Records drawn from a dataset
========
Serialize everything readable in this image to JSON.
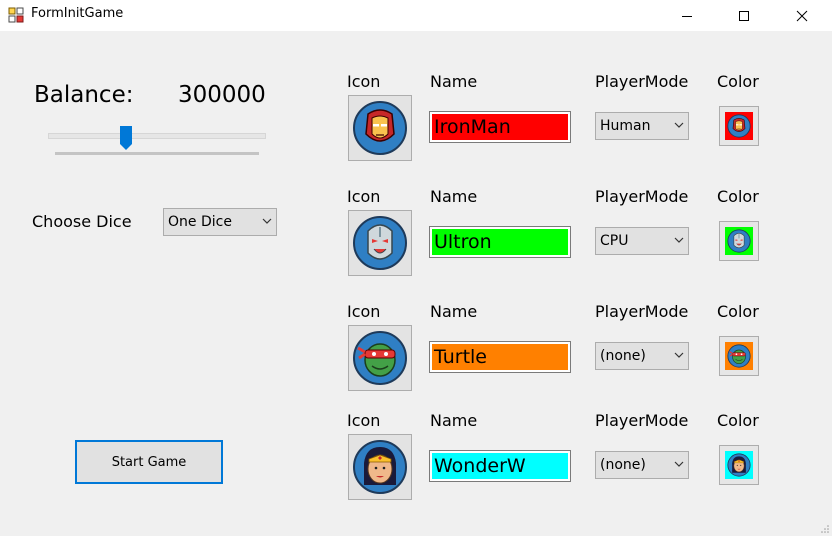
{
  "window": {
    "title": "FormInitGame"
  },
  "balance": {
    "label": "Balance:",
    "value": "300000"
  },
  "slider": {
    "level": 0.36
  },
  "dice": {
    "label": "Choose Dice",
    "selected": "One Dice"
  },
  "start_button": {
    "label": "Start Game"
  },
  "headers": {
    "icon": "Icon",
    "name": "Name",
    "mode": "PlayerMode",
    "color": "Color"
  },
  "players": [
    {
      "name": "IronMan",
      "mode": "Human",
      "color": "#ff0000",
      "icon": "ironman-icon"
    },
    {
      "name": "Ultron",
      "mode": "CPU",
      "color": "#00ff00",
      "icon": "ultron-icon"
    },
    {
      "name": "Turtle",
      "mode": "(none)",
      "color": "#ff8000",
      "icon": "turtle-icon"
    },
    {
      "name": "WonderW",
      "mode": "(none)",
      "color": "#00ffff",
      "icon": "wonderwoman-icon"
    }
  ]
}
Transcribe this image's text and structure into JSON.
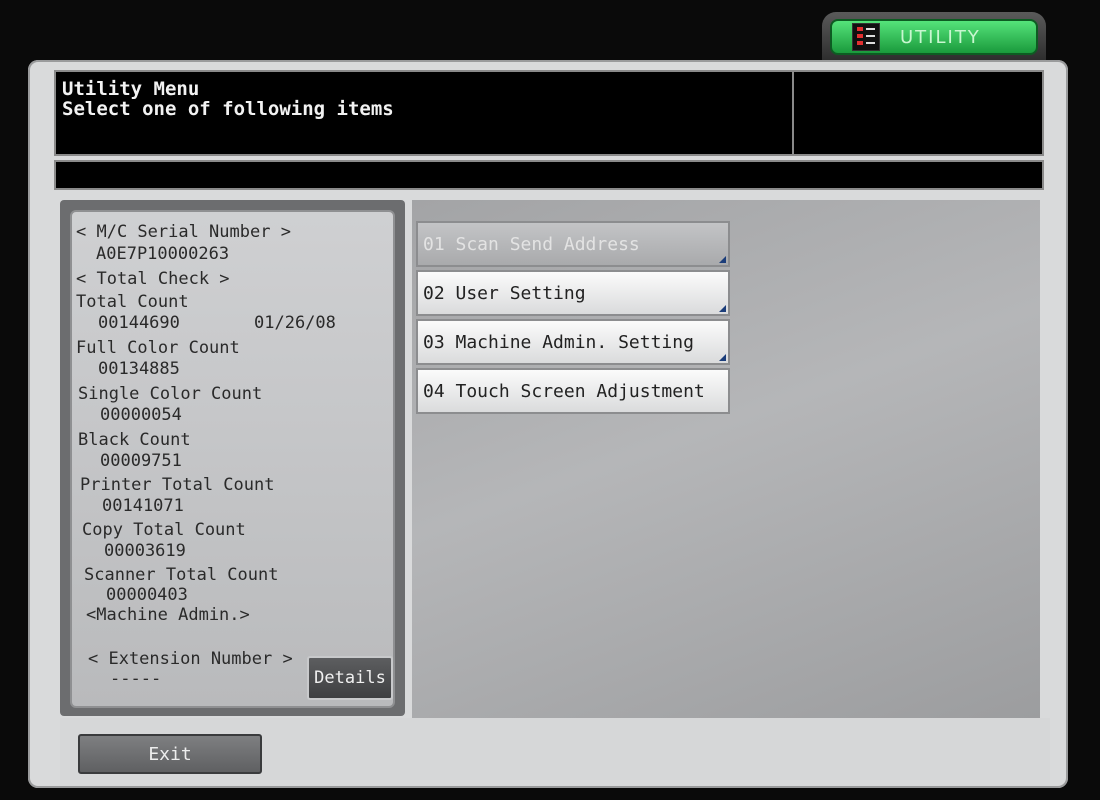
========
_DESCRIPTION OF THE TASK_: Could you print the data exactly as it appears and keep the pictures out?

_WRITTEN RESPONSE_:
Serialize everything readable in this image to JSON.
{
  "window": {
    "title": "FormInitGame"
  },
  "balance": {
    "label": "Balance:",
    "value": "300000"
  },
  "slider": {
    "level": 0.36
  },
  "dice": {
    "label": "Choose Dice",
    "selected": "One Dice"
  },
  "start_button": {
    "label": "Start Game"
  },
  "headers": {
    "icon": "Icon",
    "name": "Name",
    "mode": "PlayerMode",
    "color": "Color"
  },
  "players": [
    {
      "name": "IronMan",
      "mode": "Human",
      "color": "#ff0000",
      "icon": "ironman-icon"
    },
    {
      "name": "Ultron",
      "mode": "CPU",
      "color": "#00ff00",
      "icon": "ultron-icon"
    },
    {
      "name": "Turtle",
      "mode": "(none)",
      "color": "#ff8000",
      "icon": "turtle-icon"
    },
    {
      "name": "WonderW",
      "mode": "(none)",
      "color": "#00ffff",
      "icon": "wonderwoman-icon"
    }
  ]
}
Transcribe this image's text and structure into JSON.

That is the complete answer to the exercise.